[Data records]
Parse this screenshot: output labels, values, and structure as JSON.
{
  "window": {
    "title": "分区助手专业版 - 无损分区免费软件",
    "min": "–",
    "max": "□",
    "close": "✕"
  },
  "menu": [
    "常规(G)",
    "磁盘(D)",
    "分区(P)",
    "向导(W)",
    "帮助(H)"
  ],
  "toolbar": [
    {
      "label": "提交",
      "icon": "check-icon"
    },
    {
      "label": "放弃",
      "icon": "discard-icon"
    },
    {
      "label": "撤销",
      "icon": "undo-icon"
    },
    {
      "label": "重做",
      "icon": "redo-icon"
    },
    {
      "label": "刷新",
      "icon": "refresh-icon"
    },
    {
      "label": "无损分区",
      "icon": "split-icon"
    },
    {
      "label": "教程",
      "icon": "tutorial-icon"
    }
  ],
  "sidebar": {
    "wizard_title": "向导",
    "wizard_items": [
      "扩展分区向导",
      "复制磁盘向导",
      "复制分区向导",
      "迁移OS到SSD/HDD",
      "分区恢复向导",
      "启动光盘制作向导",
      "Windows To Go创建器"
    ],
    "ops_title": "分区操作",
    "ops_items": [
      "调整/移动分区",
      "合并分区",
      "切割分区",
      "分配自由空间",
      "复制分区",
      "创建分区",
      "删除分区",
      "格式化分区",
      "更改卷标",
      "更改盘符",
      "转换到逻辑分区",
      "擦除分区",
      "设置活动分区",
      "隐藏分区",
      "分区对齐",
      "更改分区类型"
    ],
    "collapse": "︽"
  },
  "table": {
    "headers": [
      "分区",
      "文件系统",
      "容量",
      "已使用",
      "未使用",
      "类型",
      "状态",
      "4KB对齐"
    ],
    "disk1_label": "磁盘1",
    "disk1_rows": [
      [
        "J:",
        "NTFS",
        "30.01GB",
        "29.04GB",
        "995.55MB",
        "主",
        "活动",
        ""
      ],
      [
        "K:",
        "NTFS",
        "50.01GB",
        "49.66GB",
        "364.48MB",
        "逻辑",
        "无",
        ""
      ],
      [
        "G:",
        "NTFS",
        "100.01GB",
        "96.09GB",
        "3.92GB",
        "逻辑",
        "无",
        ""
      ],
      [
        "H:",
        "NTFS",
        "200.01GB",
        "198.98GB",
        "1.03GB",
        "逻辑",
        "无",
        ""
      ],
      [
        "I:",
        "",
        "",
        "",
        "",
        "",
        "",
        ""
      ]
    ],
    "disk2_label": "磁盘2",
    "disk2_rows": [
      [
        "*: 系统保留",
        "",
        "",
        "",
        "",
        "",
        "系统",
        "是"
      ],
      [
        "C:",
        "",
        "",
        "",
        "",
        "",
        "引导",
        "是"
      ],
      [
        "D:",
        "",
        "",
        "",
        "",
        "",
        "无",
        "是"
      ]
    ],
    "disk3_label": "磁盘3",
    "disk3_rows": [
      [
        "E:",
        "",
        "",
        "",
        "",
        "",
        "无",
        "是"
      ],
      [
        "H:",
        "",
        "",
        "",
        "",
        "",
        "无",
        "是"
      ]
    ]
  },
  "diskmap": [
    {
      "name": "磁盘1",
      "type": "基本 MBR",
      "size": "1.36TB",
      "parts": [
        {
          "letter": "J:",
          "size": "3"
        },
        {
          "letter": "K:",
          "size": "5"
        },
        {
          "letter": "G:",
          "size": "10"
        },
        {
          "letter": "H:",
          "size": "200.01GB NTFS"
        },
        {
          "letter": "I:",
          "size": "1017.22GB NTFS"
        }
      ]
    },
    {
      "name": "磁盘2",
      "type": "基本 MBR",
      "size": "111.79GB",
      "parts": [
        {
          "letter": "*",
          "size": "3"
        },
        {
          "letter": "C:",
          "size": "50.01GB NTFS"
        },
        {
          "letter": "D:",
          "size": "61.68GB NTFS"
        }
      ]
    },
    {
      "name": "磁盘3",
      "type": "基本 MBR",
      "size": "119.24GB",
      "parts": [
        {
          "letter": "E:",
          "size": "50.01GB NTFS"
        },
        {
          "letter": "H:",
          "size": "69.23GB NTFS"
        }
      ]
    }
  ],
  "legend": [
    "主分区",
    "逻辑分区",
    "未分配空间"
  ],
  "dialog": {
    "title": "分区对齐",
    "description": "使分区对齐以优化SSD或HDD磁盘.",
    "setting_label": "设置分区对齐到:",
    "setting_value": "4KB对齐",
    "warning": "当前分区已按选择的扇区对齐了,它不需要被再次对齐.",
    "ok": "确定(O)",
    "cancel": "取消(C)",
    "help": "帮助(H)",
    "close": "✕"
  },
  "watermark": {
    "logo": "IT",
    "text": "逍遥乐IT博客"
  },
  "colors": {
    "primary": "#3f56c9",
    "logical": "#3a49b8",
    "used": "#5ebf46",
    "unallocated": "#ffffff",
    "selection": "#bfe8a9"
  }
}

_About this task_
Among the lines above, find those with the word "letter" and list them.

_Result of this task_
          "letter": "J:",
          "letter": "K:",
          "letter": "G:",
          "letter": "H:",
          "letter": "I:",
          "letter": "*",
          "letter": "C:",
          "letter": "D:",
          "letter": "E:",
          "letter": "H:",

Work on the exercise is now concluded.